• _MATERIAL FOR THIS TASK_:
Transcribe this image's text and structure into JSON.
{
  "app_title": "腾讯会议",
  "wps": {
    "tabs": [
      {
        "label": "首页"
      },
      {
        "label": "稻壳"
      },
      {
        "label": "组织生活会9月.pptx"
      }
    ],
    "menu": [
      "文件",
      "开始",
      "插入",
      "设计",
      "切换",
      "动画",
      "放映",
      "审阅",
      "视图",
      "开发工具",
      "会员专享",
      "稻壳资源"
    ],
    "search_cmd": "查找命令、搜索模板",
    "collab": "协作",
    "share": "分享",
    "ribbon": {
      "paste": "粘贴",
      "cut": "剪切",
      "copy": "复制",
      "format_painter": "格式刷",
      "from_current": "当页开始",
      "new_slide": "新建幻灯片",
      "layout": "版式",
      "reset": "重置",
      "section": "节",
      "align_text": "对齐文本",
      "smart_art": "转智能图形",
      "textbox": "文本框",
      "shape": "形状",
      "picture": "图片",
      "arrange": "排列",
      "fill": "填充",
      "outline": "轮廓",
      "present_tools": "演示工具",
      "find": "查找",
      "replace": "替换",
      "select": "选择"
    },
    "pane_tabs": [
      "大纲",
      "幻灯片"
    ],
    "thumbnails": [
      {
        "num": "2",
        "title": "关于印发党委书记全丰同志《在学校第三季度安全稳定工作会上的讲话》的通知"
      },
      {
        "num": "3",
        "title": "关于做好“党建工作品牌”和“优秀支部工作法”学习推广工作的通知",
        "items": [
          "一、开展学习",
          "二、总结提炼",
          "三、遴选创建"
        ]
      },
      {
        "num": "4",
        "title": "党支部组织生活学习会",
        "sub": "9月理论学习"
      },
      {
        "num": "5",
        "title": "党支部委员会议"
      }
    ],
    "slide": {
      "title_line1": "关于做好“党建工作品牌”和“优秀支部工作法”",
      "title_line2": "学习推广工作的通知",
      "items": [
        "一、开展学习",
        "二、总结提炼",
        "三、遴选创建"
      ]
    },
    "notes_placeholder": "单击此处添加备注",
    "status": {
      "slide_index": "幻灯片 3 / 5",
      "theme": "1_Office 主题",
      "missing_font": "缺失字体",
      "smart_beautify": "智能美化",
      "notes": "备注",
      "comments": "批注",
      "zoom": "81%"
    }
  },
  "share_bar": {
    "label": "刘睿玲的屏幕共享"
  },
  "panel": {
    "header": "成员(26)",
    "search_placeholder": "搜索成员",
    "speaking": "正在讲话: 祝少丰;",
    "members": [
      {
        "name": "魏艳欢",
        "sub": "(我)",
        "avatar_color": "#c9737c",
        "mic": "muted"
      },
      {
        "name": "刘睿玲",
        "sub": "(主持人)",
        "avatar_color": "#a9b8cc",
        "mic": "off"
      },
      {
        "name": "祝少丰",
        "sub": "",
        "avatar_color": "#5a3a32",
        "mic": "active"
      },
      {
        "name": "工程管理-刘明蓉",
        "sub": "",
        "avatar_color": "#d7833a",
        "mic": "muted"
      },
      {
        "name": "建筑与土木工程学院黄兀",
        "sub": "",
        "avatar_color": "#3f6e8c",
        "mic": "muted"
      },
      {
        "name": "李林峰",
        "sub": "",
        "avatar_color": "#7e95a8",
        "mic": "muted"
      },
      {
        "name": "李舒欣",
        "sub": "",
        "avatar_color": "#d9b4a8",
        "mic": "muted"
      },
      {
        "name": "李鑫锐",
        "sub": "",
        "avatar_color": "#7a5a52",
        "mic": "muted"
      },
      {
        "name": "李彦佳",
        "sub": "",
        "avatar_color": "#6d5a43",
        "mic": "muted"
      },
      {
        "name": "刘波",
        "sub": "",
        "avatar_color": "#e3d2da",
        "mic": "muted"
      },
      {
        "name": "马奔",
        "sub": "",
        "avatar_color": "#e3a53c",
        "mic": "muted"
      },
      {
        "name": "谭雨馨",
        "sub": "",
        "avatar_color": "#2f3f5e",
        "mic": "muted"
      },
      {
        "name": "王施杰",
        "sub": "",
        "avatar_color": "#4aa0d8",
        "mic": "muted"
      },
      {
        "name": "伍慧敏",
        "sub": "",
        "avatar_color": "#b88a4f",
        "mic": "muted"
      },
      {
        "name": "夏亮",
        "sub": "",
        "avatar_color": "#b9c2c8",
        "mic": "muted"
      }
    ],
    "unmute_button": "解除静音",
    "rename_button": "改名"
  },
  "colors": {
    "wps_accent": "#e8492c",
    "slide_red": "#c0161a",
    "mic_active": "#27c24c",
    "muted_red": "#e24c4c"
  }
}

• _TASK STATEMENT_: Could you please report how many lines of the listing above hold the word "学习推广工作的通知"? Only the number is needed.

• _EXPECTED OUTPUT_: 2